**Problem description**
Only lines that contain the string "packaging" should be returned from the material below.

**Material for this exercise**
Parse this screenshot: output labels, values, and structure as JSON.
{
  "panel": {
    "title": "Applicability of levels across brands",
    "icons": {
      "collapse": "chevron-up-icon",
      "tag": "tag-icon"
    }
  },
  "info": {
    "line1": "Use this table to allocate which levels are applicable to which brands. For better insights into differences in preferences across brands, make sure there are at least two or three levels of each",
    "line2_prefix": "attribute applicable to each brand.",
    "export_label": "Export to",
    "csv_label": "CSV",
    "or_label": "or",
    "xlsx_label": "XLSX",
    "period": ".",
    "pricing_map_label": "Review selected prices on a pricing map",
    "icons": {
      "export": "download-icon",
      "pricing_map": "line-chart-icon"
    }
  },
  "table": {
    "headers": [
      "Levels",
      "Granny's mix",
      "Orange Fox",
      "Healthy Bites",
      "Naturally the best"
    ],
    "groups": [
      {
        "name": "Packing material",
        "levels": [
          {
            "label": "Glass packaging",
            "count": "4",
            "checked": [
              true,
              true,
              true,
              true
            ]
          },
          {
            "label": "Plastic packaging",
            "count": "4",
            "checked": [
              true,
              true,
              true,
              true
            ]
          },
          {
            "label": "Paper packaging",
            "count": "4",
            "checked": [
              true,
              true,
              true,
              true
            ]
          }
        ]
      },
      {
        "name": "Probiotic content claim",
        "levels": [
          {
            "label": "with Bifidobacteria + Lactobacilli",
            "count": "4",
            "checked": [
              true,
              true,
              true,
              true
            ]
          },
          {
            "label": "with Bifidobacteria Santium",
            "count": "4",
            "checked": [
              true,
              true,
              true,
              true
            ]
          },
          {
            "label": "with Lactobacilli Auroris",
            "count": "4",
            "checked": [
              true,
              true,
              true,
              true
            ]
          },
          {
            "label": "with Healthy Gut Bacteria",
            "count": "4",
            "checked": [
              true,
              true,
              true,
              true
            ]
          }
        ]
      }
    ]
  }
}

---

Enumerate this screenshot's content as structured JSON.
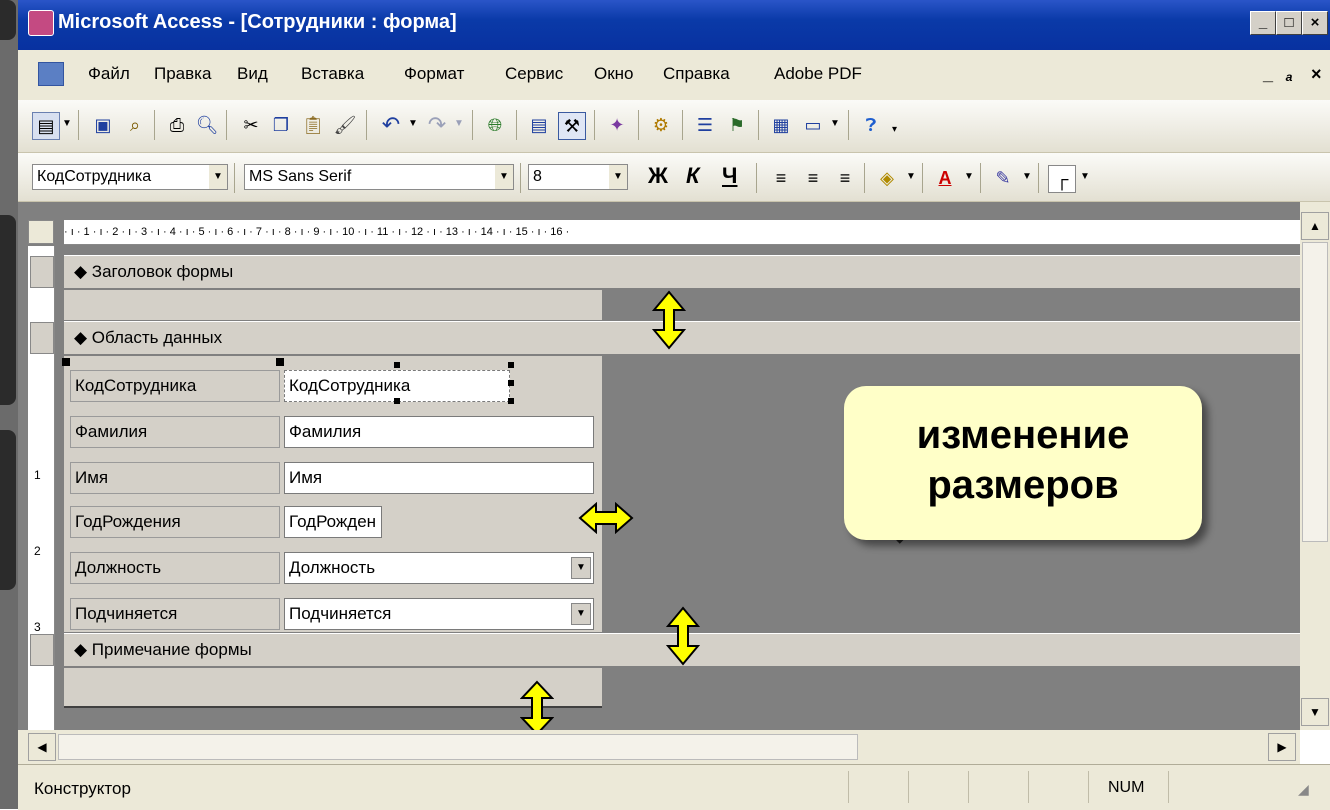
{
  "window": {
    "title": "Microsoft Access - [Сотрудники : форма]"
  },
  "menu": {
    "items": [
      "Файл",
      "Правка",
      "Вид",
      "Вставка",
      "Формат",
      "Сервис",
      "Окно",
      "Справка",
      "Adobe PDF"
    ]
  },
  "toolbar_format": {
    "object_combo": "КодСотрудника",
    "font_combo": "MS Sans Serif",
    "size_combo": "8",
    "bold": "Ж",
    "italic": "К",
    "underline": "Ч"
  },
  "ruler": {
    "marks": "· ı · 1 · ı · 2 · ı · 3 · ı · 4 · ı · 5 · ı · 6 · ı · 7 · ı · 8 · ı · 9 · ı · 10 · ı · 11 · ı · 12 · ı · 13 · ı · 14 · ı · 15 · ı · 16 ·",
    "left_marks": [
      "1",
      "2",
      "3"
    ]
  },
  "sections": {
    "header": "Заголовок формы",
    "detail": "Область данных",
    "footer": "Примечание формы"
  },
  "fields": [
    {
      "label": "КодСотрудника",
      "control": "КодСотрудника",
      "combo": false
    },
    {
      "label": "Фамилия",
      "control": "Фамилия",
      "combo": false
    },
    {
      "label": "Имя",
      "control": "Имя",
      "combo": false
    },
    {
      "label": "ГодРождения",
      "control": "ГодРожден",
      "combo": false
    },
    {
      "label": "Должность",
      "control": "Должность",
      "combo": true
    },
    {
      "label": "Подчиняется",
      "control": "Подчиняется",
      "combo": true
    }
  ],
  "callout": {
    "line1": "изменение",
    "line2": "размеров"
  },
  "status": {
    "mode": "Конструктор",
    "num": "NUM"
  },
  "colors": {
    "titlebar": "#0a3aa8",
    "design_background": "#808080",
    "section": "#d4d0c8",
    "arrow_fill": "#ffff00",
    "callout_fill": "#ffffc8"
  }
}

**Reply to the task**
            "label": "Glass packaging",
            "label": "Plastic packaging",
            "label": "Paper packaging",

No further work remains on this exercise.